LONDON, UNITED KINGDOM - NOVEMBER 15: Stephen Timms MP attend ceremony to honor Brahmrishi Shree Kumar Swamiji at House of Commons on November 15, 2011 in London, England. (Photo by Stuart Wilson/Getty Images for His Holiness Brahmrishi Shree Kumar Swamiji)

Labour frontbencher Stephen Timms has accused businesses of being "driven by greed" and warned that unethical practises were "the natural way that capitalism operates".

The shadow employment minister admitted that some firms behaved ethically but that Labour needed to be on guard against unethical behaviour. Timms was speaking at a Fabian conference on "responsible capitalism" on Saturday.

Timms' remarks have drawn a furious response from the Institute of Directors business group, with a spokesman telling HuffPostUK that his comments were "dangerously simplistic".

The spokesman added: "Capitalism has done more to improve the lives of millions of people around the world than other economic system yet devised.

“It is the responsibility of governments to set up the legal framework in which businesses operate, not to produce broad negative generalisations. Can Timms divide all companies into two neat piles labelled ‘predator’ and ‘producer’? It would be a more valuable use of the Shadow Minister’s time to consider how he would improve our economy to make it more transparent and competitive for consumers and businesses alike. “
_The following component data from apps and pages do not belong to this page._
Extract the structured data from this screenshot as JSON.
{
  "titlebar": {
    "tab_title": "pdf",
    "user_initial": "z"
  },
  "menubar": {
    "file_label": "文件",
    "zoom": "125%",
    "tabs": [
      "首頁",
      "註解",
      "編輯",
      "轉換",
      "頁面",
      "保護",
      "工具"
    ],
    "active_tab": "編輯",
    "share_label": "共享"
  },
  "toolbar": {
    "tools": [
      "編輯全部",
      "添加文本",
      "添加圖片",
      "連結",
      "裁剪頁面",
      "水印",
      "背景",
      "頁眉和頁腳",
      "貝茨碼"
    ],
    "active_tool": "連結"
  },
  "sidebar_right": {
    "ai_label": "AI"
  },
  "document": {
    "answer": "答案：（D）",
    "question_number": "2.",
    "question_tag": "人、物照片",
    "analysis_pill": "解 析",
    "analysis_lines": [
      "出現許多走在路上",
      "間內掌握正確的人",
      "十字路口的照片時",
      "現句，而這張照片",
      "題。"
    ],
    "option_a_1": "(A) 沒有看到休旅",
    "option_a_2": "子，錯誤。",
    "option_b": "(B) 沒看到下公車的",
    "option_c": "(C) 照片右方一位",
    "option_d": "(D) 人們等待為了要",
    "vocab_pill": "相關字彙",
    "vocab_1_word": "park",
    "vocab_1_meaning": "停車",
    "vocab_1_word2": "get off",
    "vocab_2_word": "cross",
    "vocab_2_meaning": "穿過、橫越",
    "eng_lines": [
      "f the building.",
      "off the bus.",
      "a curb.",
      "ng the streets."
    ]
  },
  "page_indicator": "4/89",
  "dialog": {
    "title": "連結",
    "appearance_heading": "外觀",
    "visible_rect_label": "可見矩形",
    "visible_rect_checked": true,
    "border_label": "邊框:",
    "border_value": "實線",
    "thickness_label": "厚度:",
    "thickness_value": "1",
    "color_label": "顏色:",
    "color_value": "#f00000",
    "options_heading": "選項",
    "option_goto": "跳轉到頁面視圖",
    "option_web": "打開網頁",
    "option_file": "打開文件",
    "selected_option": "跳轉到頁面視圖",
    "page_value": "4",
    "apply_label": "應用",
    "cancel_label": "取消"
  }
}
Tory MP Nadhim Zahawi, member of the No 10 policy board, told the Times: “It’s no wonder Labour have no plan when their policy for jobs comes from someone who thinks businesses are predators.

"Under this Government, 1.6 million hardworking people have started new jobs in the private sector. Labour would put that security at risk.”

Timms said Labour leader Ed Miliband was right to distinguish in 2011 between "predator" businesses and "producers", pointing to operators of betting terminals in bookmakers as an example.

“[Gambling companies knew] families would be destroyed . . . but they knew they could make a great deal of money so they went for it and the consequence at home has been a very serious one and we’ve been pressing in the Commons for changes, but that is the natural way that capitalism operates.”

The Labour frontbencher also accused BT of "overcharging" in its broadband rollout, something denied by the telecoms giant.

“It’s been very difficult to find that out because BT has absolutely refused to provide information on how much it is costing it to role out those services," he said.

"BT has got ministers over a barrel because there’s no one else involved in doing this so they can do exactly what they like, and rural customers I’m afraid are going to be paying over the odds for their broadband services for a long time to come as a result.”